I go to restaurants: Woody’s Smoke Shack
This one was a surprise, and in more ways than one. First off, I wasn’t planning on going to a restaurant today, not when there was a box of spaghetti calling my name. But on the way home from work, we passed Woody’s Smoke Shack, and my friend decided then and there that he needed some barbeque.
For all none of my readers, let me explain: we drive past Woody’s twice every workday, and I honestly have never been tempted to stop there. Sure, I might have added it when my weekly restaurant list started to grow thin, but to be honest, I’m not a fan of barbeque.
Let’s start with the lows. The decor was a bit kitschy, with the “Route 66/Americana” theme very prominent. The utensils are plastic. Water comes out of a big Gatorade jug. The chalkboard menu is a bit jumbled. The POS system is a cash register out of the 1980s.
But seven hells, it’s all worth it. I ordered the quarter-rack of baby back ribs with mac & cheese and hot apples as my sides; my friend ordered the pulled pork and a beef brisket. Total cost was less than $25 for the two of us. And best of all, the orders each came with a side of complimentary cornbread. This cornbread was perfectly sweet; it was soft and fluffy, almost like a white cake in texture. I ate four pieces of it, and my friend had two. The cornbread alone makes a visit worth the trip.
My friend and I were alone in the dining area (a very small one at that, with only a handful of tables), so our orders were prepared quickly.

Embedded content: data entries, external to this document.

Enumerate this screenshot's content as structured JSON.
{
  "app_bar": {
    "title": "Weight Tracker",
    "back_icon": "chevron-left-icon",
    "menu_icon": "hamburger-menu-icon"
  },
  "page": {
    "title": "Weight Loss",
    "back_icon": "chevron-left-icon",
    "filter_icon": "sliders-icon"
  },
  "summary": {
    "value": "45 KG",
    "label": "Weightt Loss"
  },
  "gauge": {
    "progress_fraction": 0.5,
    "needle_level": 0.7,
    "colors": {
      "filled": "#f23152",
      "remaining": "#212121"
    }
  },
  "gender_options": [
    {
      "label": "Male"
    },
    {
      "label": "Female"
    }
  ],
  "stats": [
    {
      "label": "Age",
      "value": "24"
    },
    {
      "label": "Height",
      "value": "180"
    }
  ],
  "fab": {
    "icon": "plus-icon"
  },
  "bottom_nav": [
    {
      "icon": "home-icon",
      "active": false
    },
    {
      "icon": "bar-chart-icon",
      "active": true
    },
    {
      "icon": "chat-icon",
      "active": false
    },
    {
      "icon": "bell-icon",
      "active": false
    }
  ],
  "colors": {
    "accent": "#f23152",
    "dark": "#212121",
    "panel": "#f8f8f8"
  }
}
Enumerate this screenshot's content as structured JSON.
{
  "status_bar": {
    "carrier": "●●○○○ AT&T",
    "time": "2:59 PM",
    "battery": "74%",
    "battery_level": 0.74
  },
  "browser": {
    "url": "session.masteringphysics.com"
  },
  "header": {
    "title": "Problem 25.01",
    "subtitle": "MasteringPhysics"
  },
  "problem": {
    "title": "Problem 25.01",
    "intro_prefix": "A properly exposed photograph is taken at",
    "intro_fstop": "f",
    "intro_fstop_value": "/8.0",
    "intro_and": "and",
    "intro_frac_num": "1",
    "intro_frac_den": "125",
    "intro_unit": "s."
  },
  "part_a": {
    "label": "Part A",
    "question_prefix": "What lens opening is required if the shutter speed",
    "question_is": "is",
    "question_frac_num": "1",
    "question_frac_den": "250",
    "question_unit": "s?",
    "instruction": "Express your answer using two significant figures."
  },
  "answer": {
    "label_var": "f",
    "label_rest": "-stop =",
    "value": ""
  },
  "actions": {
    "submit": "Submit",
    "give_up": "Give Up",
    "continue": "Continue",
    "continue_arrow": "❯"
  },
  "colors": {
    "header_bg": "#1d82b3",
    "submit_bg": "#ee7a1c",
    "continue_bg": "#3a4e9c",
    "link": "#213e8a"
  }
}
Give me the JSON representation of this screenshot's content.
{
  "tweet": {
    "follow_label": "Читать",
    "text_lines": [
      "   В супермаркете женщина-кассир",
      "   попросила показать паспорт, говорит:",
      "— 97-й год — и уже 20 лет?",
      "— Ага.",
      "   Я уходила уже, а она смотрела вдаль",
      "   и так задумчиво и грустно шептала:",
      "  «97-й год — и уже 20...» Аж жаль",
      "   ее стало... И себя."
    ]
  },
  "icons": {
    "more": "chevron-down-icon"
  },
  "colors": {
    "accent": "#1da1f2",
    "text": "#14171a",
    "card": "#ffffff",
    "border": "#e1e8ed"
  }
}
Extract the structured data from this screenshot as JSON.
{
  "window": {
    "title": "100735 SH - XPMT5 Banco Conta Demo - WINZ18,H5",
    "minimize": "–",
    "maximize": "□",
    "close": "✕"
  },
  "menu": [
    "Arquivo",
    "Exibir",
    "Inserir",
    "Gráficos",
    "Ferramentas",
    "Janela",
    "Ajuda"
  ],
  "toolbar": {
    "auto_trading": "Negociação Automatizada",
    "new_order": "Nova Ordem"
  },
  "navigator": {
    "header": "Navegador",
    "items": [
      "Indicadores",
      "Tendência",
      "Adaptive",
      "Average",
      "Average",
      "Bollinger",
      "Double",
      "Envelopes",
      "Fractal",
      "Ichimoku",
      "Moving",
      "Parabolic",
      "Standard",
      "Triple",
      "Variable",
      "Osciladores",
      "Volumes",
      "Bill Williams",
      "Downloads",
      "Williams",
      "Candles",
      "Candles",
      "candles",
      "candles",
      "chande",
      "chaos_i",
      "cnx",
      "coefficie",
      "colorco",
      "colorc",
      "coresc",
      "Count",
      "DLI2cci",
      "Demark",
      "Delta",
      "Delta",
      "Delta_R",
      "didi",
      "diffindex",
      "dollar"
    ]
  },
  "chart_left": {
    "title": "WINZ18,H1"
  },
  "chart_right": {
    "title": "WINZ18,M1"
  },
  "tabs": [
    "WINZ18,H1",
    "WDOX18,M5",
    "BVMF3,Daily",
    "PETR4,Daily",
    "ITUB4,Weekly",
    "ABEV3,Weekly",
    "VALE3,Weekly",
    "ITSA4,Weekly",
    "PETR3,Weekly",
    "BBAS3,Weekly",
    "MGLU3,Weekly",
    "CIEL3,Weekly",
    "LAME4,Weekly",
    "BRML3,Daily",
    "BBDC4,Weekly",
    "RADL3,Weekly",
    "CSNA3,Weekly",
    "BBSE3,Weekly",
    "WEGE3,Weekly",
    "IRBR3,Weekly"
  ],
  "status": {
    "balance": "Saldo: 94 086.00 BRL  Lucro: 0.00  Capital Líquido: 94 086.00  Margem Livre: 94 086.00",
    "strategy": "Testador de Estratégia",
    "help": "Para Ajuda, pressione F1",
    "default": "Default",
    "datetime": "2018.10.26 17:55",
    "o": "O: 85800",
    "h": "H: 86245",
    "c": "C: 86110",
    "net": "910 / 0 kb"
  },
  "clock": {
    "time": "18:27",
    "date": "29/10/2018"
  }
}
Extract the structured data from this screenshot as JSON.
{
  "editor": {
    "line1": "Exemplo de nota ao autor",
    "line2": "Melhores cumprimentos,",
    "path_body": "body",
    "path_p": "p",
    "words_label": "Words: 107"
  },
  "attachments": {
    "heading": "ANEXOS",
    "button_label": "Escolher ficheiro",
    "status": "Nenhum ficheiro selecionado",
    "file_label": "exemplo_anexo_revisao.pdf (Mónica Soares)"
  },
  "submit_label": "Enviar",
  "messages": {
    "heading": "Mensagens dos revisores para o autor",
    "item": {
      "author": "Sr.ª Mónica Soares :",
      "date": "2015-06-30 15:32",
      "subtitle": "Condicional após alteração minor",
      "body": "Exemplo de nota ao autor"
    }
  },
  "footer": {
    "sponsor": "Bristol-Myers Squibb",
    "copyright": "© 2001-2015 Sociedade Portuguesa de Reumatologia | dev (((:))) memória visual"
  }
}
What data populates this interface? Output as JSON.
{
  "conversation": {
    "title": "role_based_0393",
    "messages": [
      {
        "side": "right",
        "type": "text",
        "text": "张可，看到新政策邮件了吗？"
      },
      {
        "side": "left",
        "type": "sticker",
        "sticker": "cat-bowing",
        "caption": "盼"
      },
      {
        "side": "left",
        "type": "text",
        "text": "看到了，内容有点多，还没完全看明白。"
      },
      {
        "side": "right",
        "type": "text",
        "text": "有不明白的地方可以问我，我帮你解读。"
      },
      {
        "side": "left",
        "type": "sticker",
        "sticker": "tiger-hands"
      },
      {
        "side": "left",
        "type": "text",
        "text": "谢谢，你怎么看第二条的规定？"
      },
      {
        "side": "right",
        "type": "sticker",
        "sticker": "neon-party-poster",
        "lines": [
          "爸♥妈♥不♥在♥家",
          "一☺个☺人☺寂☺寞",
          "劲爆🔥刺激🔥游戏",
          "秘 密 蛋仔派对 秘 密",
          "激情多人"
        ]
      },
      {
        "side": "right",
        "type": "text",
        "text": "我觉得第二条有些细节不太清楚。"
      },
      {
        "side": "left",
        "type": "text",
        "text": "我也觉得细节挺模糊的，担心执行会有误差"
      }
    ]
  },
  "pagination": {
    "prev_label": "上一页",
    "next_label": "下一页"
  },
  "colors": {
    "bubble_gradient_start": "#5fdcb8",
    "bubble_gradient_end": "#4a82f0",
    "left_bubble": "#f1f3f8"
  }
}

Right away, I was impressed by the colour and the smell of the ribs; Woody’s uses a dry rub, but the meat stays moist enough that it could be mistaken as a sauce. The meat pulled easily off the bone, revealing a deep smoke ring and a beautiful pink inside. The flavours penetrated all the way through, with every fleck of meat containing a sweet, spicy warmth. I was even able to wrest away a sample of the beef brisket; it was wonderfully tender, with the same flavours and juciness that I enjoyed about my ribs.
The food wasn’t entirely perfect, though. The brisket came on what was clearly a store-bought hamburger bun. The mac & cheese, while passable elsewhere, came off as mediocre in comparison to the entree. The apples were too soft, and the cinnamon was too weak to impart any flavour to the dish. Again, the quality of the meats only served to make the sides seem worse by comparison.
All in all, though, Woody’s Smoke Shack was a detour I enjoyed taking. If I wasn’t a fan of barbeque before, Woody’s has certainly given me food for thought. Perhaps this barbeque denier might even find himself eating there again.
Total cost: $25.ooish. I dunno, I didn’t pay for it.